### What you will do:
Give the tally of lines in the listing that include "Brushless". No other words belong in the answer.

### The data:
━━━━

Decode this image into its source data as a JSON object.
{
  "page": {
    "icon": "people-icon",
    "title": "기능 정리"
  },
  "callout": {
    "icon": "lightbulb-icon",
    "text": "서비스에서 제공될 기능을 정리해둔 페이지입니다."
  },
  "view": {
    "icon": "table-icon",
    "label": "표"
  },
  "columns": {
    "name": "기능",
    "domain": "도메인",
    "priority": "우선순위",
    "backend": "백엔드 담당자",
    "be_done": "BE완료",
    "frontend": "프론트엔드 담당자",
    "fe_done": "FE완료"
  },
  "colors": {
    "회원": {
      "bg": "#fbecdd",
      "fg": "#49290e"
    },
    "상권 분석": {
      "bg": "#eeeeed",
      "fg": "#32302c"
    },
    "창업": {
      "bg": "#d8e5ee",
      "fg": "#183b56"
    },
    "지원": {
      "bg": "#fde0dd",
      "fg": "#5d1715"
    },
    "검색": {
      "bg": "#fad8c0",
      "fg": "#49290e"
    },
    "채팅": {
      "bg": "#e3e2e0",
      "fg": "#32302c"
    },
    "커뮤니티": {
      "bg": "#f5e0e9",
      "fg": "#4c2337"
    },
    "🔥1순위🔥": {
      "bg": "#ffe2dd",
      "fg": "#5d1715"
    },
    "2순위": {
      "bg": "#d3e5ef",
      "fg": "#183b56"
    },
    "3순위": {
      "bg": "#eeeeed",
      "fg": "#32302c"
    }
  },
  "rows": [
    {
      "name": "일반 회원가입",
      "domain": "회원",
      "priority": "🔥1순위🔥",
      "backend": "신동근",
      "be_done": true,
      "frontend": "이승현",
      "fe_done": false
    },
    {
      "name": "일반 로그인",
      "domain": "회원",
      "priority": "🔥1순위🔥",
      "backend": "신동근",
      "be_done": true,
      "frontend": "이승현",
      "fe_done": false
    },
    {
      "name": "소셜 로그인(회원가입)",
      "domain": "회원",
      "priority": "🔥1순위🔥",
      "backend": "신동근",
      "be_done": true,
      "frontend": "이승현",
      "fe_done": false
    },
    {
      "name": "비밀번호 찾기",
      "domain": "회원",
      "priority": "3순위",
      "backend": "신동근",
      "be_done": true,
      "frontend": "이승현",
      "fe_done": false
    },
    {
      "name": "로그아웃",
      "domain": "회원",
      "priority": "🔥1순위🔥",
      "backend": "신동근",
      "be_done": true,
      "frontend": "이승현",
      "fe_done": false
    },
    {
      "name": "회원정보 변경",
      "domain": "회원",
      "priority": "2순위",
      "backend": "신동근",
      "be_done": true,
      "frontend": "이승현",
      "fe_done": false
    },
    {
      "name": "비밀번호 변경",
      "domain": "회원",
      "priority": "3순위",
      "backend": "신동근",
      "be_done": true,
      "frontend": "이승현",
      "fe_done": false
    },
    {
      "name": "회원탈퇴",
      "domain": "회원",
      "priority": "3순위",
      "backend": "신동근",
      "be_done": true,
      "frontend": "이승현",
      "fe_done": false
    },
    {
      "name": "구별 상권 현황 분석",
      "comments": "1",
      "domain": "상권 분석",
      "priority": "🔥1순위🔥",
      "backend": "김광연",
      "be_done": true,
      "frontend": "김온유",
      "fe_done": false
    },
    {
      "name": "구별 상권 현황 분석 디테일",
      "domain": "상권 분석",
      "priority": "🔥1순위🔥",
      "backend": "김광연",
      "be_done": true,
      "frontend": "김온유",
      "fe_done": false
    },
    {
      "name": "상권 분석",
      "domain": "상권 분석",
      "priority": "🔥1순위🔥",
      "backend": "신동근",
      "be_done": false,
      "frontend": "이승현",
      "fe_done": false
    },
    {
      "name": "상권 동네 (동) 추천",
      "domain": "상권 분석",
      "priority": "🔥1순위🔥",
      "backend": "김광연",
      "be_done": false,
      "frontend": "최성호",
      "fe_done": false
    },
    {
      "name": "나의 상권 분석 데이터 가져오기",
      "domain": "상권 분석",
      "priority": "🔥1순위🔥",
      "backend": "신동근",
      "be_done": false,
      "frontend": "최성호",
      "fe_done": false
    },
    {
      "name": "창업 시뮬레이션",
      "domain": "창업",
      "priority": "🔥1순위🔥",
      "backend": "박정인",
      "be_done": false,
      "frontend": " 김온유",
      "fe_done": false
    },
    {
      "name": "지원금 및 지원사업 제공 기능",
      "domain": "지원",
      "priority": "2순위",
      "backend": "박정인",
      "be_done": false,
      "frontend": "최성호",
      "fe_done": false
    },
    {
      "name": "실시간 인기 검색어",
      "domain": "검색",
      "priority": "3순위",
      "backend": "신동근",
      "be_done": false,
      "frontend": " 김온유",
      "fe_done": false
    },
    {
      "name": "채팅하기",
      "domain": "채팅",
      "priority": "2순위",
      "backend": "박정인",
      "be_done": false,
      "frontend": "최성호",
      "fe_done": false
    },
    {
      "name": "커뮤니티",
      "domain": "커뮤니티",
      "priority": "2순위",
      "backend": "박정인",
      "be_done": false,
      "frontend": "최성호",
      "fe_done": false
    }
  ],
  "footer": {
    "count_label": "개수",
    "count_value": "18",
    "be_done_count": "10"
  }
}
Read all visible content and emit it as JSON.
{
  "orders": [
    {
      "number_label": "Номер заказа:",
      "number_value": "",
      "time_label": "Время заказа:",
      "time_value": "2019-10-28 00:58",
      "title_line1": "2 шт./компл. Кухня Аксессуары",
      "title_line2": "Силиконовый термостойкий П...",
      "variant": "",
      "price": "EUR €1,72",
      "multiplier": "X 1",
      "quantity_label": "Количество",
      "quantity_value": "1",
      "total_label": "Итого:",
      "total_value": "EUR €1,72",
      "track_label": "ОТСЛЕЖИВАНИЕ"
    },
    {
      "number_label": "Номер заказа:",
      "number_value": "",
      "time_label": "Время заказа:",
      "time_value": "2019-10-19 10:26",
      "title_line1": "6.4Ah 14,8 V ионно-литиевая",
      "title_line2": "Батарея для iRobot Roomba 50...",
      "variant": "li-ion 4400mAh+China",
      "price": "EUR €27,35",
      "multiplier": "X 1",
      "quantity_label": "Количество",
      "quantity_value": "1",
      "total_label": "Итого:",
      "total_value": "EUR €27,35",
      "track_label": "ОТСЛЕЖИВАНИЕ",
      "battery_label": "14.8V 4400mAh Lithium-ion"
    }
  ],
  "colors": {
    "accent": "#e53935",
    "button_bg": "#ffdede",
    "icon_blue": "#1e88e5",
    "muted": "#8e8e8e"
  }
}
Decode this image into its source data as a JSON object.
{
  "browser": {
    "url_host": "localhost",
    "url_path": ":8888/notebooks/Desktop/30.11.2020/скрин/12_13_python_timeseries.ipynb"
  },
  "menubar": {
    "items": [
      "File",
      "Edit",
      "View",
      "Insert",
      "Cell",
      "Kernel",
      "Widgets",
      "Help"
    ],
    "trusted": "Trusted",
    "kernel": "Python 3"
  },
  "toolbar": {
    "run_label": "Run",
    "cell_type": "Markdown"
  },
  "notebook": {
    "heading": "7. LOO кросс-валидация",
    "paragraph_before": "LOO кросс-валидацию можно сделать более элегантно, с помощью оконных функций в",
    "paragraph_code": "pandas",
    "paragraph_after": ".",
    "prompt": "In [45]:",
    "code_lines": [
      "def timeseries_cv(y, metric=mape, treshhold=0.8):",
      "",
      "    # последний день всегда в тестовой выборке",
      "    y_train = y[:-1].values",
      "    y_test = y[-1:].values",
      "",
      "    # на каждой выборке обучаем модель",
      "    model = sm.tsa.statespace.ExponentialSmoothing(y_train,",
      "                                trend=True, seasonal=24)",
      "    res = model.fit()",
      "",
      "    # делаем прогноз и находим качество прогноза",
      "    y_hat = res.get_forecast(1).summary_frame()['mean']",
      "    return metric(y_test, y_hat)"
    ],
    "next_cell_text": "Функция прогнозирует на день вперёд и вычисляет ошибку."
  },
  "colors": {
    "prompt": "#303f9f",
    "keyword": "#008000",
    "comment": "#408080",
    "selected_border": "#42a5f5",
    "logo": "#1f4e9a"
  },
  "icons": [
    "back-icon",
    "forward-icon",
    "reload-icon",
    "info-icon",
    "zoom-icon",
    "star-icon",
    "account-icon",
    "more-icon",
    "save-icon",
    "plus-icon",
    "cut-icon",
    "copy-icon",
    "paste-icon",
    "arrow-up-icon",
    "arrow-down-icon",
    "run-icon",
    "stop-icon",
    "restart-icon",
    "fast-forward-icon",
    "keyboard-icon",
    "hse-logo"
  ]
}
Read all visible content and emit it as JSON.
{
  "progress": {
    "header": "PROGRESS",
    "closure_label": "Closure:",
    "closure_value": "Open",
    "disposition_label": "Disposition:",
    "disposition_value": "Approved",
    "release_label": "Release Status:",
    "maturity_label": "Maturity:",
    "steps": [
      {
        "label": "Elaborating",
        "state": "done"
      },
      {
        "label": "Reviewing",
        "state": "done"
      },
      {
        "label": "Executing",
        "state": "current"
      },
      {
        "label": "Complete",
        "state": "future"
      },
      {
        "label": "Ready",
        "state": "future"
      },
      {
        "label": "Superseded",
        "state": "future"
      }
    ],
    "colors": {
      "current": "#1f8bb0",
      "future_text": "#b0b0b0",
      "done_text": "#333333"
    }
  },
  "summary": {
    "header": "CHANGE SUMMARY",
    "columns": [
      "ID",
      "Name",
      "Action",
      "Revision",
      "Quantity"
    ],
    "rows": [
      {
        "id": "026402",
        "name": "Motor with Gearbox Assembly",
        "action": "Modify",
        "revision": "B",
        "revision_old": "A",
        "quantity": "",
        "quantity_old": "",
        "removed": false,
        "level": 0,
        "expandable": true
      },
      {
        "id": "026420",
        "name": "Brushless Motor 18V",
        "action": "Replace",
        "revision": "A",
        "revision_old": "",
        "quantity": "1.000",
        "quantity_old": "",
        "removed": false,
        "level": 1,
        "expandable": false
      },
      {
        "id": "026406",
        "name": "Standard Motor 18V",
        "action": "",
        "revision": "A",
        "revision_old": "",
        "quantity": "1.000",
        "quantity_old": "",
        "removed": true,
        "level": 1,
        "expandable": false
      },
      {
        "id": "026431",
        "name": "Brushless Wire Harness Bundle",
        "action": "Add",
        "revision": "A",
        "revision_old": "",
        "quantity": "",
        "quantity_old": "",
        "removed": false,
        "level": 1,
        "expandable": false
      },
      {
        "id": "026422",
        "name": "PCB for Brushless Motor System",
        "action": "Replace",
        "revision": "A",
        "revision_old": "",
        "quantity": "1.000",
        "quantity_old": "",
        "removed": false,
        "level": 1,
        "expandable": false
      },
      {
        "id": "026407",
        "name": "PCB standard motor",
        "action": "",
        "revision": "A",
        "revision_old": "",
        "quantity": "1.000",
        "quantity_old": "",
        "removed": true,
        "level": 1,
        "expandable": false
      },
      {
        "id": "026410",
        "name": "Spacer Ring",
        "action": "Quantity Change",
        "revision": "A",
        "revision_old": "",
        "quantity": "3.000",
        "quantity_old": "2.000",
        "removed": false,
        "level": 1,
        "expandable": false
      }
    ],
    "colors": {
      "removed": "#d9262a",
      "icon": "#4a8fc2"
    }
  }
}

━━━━

### Output:
3